## Information provided
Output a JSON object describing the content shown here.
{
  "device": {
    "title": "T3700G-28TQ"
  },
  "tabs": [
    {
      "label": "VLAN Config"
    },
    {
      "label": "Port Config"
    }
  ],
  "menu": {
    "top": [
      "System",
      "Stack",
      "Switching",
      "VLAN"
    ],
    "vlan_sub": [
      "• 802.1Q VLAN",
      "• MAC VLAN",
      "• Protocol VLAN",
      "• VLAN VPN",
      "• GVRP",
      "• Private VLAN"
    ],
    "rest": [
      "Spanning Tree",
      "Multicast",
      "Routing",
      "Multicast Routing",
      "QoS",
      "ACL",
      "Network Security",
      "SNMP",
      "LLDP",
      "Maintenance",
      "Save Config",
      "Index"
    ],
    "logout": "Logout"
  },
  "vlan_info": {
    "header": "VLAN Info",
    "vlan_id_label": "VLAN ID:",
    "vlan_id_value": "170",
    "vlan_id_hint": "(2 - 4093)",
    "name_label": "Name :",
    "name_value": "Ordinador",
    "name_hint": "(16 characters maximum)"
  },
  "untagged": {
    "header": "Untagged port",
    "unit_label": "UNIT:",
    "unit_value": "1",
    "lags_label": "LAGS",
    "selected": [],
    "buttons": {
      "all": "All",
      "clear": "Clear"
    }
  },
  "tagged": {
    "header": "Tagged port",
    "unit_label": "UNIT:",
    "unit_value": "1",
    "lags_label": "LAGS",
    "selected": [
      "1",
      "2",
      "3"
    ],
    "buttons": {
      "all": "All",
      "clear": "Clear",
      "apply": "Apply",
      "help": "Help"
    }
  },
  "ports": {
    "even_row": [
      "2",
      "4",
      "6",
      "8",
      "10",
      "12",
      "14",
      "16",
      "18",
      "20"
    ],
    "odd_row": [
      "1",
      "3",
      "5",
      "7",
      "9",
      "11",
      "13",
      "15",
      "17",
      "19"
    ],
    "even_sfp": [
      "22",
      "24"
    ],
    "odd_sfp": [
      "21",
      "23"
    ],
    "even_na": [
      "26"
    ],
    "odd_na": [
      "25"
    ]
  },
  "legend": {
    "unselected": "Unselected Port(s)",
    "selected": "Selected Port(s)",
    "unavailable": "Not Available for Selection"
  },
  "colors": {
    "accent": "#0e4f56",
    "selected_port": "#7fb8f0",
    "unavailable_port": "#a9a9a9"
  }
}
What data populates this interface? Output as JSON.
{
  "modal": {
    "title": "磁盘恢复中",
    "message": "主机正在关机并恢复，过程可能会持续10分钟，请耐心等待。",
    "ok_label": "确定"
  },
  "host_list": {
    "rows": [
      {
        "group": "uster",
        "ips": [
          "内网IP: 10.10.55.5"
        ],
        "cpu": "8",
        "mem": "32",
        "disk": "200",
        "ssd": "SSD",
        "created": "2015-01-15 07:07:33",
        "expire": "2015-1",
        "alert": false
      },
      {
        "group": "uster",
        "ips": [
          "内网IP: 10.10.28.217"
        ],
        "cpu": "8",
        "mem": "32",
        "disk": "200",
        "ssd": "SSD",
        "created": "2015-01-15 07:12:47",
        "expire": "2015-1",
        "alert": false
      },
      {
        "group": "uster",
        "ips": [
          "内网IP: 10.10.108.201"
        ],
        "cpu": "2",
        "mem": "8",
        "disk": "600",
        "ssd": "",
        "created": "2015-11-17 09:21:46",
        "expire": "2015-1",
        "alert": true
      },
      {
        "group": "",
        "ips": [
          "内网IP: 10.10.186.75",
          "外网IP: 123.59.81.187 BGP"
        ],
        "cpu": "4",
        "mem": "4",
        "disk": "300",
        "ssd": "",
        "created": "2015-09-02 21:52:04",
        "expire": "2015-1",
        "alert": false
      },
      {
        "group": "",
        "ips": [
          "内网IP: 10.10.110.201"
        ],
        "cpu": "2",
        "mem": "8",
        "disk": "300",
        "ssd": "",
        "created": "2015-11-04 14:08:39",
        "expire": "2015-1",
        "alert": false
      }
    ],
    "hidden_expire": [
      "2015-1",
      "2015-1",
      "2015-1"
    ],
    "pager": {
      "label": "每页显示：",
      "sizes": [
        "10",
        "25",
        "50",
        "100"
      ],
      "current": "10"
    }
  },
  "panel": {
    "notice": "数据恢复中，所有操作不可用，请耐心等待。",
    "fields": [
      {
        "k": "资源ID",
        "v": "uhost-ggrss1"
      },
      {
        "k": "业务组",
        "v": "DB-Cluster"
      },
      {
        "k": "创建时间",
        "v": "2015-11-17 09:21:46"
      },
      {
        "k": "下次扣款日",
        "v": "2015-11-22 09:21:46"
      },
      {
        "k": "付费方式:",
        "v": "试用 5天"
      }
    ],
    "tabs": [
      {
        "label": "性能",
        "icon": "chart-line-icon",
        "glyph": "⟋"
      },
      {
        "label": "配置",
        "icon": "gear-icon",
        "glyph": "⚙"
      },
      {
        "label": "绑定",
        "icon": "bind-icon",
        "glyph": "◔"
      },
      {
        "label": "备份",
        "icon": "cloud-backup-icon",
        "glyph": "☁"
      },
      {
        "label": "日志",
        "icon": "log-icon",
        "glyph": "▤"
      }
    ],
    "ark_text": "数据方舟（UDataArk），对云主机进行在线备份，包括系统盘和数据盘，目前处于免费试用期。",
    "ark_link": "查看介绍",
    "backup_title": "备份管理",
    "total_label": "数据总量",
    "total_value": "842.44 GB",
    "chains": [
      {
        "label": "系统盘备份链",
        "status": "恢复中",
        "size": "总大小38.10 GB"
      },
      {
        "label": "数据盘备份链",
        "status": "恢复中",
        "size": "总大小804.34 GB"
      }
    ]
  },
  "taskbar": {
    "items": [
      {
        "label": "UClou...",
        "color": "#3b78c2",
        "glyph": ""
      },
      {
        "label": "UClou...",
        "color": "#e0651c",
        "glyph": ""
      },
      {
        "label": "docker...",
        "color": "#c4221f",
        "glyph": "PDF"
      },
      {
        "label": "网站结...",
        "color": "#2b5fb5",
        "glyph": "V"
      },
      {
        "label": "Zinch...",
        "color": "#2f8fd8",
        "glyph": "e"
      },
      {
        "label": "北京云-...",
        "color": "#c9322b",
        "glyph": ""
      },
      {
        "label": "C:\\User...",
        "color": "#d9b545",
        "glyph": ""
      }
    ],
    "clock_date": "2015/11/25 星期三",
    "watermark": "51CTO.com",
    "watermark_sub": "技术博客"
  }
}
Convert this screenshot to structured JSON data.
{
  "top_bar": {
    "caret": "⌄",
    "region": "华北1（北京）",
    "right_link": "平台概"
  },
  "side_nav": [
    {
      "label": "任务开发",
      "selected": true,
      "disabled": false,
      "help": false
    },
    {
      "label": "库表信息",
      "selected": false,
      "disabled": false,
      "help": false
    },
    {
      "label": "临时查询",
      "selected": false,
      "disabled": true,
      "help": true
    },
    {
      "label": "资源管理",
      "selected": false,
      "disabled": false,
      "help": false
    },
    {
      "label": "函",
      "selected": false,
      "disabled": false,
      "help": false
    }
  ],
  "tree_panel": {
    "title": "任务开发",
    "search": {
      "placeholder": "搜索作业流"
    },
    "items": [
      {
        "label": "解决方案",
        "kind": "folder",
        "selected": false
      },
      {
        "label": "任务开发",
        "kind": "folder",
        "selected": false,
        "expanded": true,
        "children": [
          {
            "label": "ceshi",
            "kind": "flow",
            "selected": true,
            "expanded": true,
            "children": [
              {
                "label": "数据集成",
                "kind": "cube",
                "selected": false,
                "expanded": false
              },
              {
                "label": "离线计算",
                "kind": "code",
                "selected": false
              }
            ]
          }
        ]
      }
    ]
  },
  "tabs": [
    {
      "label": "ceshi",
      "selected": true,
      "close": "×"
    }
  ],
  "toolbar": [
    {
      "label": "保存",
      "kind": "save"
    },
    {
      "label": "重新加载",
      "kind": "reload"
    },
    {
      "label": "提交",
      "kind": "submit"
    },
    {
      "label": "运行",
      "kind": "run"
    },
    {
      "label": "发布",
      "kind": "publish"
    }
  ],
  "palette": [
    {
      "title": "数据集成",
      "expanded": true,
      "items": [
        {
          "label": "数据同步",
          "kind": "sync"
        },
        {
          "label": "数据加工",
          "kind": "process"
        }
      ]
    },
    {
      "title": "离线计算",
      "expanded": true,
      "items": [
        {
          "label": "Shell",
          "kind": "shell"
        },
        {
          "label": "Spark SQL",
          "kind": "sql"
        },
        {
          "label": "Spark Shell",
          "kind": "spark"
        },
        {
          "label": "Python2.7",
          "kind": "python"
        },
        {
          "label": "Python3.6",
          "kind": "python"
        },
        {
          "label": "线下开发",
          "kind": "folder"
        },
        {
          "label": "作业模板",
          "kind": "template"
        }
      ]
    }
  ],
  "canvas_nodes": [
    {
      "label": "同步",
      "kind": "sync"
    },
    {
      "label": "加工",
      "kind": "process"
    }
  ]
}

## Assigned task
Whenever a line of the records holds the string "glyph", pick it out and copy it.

## Expected output
        "glyph": "⟋"
        "glyph": "⚙"
        "glyph": "◔"
        "glyph": "☁"
        "glyph": "▤"
        "glyph": ""
        "glyph": ""
        "glyph": "PDF"
        "glyph": "V"
        "glyph": "e"
        "glyph": ""
        "glyph": ""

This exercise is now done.